++++ Provided records
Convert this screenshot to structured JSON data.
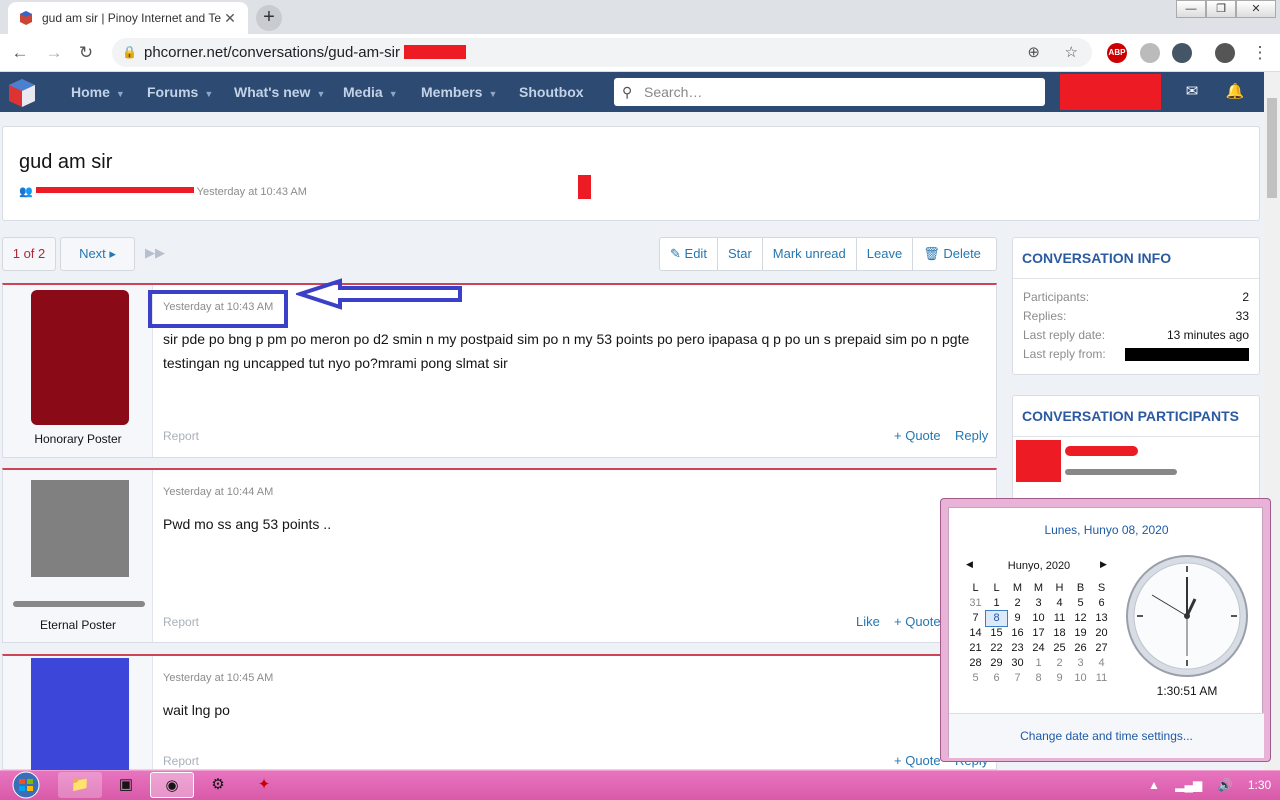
{
  "browser": {
    "tab_title": "gud am sir | Pinoy Internet and Te",
    "url": "phcorner.net/conversations/gud-am-sir",
    "new_tab": "+",
    "close": "✕"
  },
  "site_nav": {
    "items": [
      "Home",
      "Forums",
      "What's new",
      "Media",
      "Members",
      "Shoutbox"
    ],
    "search_placeholder": "Search…"
  },
  "conversation": {
    "title": "gud am sir",
    "meta_time": "Yesterday at 10:43 AM"
  },
  "pager": {
    "page": "1 of 2",
    "next": "Next"
  },
  "toolbar": {
    "edit": "Edit",
    "star": "Star",
    "mark_unread": "Mark unread",
    "leave": "Leave",
    "delete": "Delete"
  },
  "messages": [
    {
      "user_title": "Honorary Poster",
      "date": "Yesterday at 10:43 AM",
      "body": "sir pde po bng p pm po meron po d2 smin n my postpaid sim po n my 53 points po pero ipapasa q p po un s prepaid sim po n pgte testingan ng uncapped tut nyo po?mrami pong slmat sir",
      "report": "Report",
      "quote": "+ Quote",
      "reply": "Reply"
    },
    {
      "user_title": "Eternal Poster",
      "date": "Yesterday at 10:44 AM",
      "body": "Pwd mo ss ang 53 points ..",
      "report": "Report",
      "like": "Like",
      "quote": "+ Quote"
    },
    {
      "date": "Yesterday at 10:45 AM",
      "body": "wait lng po",
      "report": "Report",
      "quote": "+ Quote",
      "reply": "Reply"
    }
  ],
  "conversation_info": {
    "heading": "Conversation info",
    "participants_label": "Participants:",
    "participants_value": "2",
    "replies_label": "Replies:",
    "replies_value": "33",
    "last_reply_date_label": "Last reply date:",
    "last_reply_date_value": "13 minutes ago",
    "last_reply_from_label": "Last reply from:"
  },
  "participants_block": {
    "heading": "Conversation participants"
  },
  "calendar": {
    "full_date": "Lunes, Hunyo 08, 2020",
    "month": "Hunyo, 2020",
    "weekdays": [
      "L",
      "L",
      "M",
      "M",
      "H",
      "B",
      "S"
    ],
    "weeks": [
      [
        "31",
        "1",
        "2",
        "3",
        "4",
        "5",
        "6"
      ],
      [
        "7",
        "8",
        "9",
        "10",
        "11",
        "12",
        "13"
      ],
      [
        "14",
        "15",
        "16",
        "17",
        "18",
        "19",
        "20"
      ],
      [
        "21",
        "22",
        "23",
        "24",
        "25",
        "26",
        "27"
      ],
      [
        "28",
        "29",
        "30",
        "1",
        "2",
        "3",
        "4"
      ],
      [
        "5",
        "6",
        "7",
        "8",
        "9",
        "10",
        "11"
      ]
    ],
    "time": "1:30:51 AM",
    "change_link": "Change date and time settings..."
  },
  "taskbar": {
    "clock": "1:30 AM"
  },
  "colors": {
    "site_nav_bg": "#2c4a72",
    "link": "#2577b1",
    "annotation": "#3b40c8",
    "redaction": "#ed1c24",
    "taskbar": "#e070b8"
  }
}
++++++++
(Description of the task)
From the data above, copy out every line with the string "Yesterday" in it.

(Exercise output)
    "meta_time": "Yesterday at 10:43 AM"
      "date": "Yesterday at 10:43 AM",
      "date": "Yesterday at 10:44 AM",
      "date": "Yesterday at 10:45 AM",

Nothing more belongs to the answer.